Start of Given information
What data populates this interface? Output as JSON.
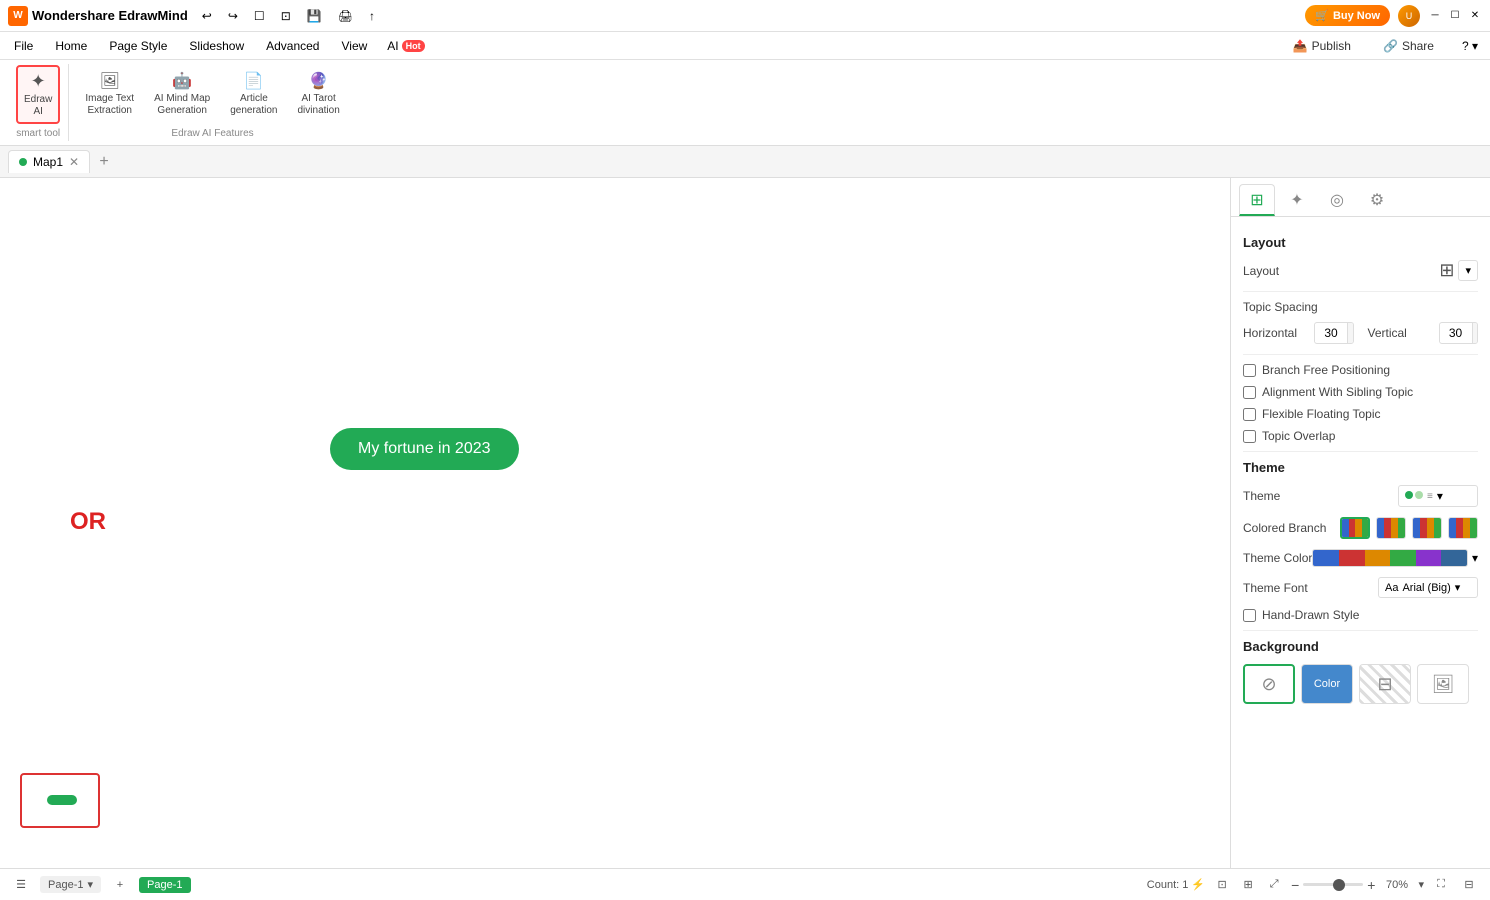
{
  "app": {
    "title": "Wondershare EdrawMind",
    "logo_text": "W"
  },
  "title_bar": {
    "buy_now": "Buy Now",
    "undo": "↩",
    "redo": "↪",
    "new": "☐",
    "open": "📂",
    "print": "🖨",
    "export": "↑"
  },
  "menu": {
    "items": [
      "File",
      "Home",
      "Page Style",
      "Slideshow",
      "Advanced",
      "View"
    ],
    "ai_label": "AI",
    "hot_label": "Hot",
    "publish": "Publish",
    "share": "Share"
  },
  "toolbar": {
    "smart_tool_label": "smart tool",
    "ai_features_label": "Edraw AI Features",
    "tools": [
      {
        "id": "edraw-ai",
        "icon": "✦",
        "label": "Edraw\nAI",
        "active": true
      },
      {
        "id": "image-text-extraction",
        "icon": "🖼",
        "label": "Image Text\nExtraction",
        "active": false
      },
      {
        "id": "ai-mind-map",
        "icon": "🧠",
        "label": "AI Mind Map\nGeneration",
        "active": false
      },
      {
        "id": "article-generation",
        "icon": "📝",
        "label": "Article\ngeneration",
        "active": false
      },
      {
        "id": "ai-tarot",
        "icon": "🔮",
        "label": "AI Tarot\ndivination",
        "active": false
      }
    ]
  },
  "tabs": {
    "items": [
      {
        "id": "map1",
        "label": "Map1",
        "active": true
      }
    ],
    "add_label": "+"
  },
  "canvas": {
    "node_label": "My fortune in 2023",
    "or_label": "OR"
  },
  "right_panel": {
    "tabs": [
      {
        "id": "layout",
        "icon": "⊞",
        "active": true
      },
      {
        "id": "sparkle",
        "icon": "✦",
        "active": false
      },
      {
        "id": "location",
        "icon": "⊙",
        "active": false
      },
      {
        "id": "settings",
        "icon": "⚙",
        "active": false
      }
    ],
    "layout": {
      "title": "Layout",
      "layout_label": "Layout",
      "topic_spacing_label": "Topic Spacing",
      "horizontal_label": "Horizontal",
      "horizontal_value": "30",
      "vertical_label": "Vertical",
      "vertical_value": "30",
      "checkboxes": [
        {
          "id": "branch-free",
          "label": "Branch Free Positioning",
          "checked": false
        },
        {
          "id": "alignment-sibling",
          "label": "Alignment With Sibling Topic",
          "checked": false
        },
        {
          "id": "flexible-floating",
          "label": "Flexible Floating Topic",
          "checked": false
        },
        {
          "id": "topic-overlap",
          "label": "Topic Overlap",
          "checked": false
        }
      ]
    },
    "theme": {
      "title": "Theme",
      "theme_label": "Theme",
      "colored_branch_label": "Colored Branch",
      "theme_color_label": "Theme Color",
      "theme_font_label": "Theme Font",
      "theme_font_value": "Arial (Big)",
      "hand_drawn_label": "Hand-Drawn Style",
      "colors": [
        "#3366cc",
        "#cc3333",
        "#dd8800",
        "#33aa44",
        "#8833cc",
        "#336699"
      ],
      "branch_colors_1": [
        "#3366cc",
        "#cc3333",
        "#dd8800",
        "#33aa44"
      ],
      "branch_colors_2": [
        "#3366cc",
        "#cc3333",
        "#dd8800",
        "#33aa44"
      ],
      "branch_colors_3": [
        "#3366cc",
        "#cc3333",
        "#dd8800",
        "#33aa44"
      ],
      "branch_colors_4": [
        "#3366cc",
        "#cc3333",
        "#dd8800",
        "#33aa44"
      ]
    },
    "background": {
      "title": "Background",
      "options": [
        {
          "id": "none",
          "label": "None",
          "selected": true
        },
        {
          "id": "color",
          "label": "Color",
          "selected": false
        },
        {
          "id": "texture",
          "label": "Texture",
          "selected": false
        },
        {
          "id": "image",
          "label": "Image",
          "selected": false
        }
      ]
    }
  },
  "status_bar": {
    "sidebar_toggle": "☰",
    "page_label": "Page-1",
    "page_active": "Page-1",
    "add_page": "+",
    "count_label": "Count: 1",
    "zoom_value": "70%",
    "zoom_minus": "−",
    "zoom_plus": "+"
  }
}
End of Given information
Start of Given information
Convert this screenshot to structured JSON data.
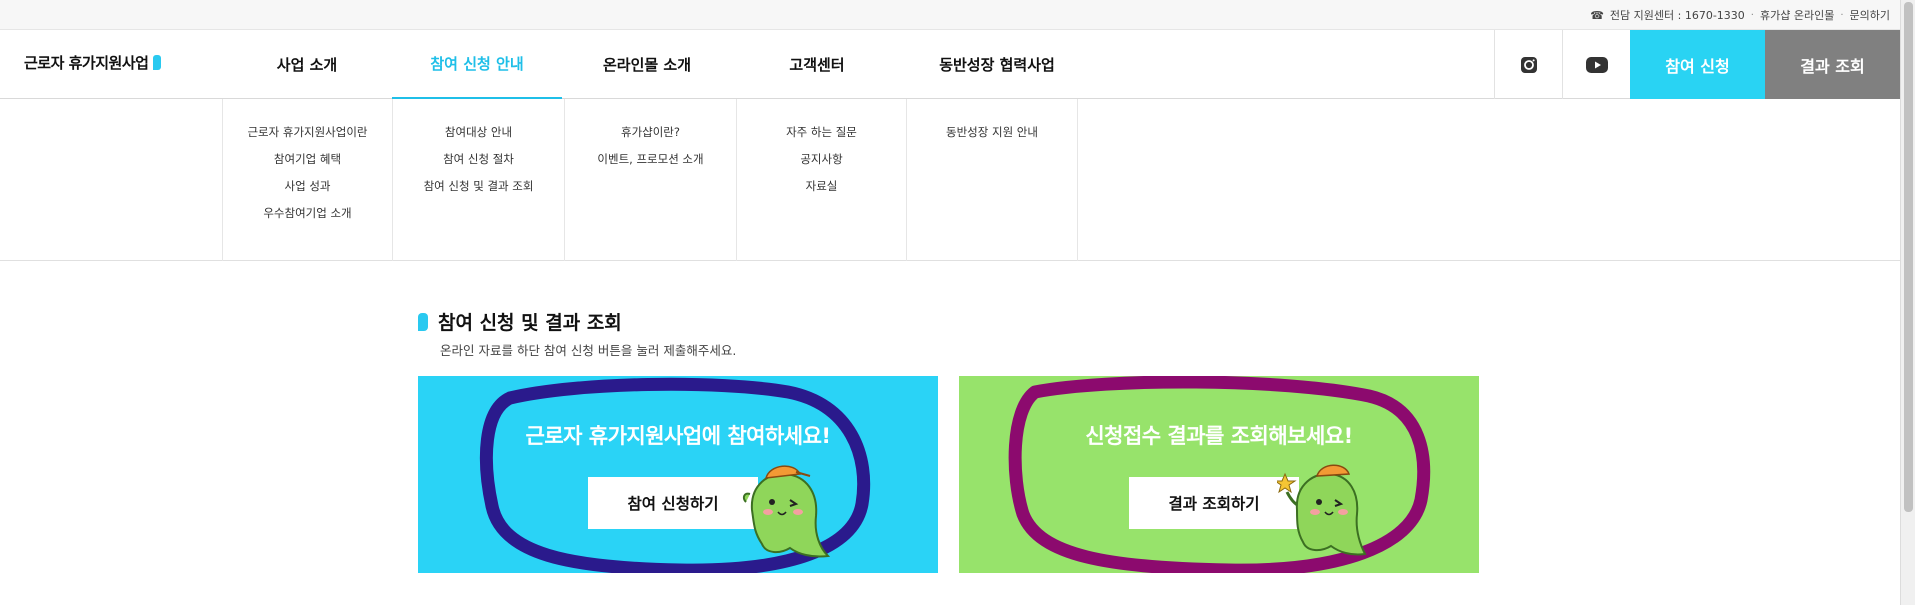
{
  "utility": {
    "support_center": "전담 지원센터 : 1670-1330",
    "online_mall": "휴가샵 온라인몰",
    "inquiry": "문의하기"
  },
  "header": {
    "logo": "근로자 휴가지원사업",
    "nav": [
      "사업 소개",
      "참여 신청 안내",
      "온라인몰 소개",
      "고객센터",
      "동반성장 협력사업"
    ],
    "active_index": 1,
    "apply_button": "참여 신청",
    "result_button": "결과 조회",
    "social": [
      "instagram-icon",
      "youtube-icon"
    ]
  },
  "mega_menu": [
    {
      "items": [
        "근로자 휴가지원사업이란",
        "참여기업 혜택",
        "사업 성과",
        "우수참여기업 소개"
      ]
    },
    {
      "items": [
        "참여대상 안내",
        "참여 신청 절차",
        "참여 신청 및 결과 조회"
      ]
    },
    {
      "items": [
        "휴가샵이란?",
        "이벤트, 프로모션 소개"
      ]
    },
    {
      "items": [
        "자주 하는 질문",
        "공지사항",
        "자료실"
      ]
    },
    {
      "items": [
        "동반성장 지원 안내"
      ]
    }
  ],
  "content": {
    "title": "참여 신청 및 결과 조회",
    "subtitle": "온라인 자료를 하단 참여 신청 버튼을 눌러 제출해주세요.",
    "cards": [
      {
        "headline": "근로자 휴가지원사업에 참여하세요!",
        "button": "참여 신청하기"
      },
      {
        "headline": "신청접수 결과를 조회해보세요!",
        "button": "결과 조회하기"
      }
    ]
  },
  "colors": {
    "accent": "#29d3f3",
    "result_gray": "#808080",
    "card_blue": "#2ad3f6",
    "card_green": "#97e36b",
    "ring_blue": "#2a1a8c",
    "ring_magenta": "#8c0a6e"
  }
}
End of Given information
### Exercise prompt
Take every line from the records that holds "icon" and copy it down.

### Written answer
        "icon": "✦",
        "icon": "🖼",
        "icon": "🧠",
        "icon": "📝",
        "icon": "🔮",
        "icon": "⊞",
        "icon": "✦",
        "icon": "⊙",
        "icon": "⚙",
      "instagram-icon",
      "youtube-icon"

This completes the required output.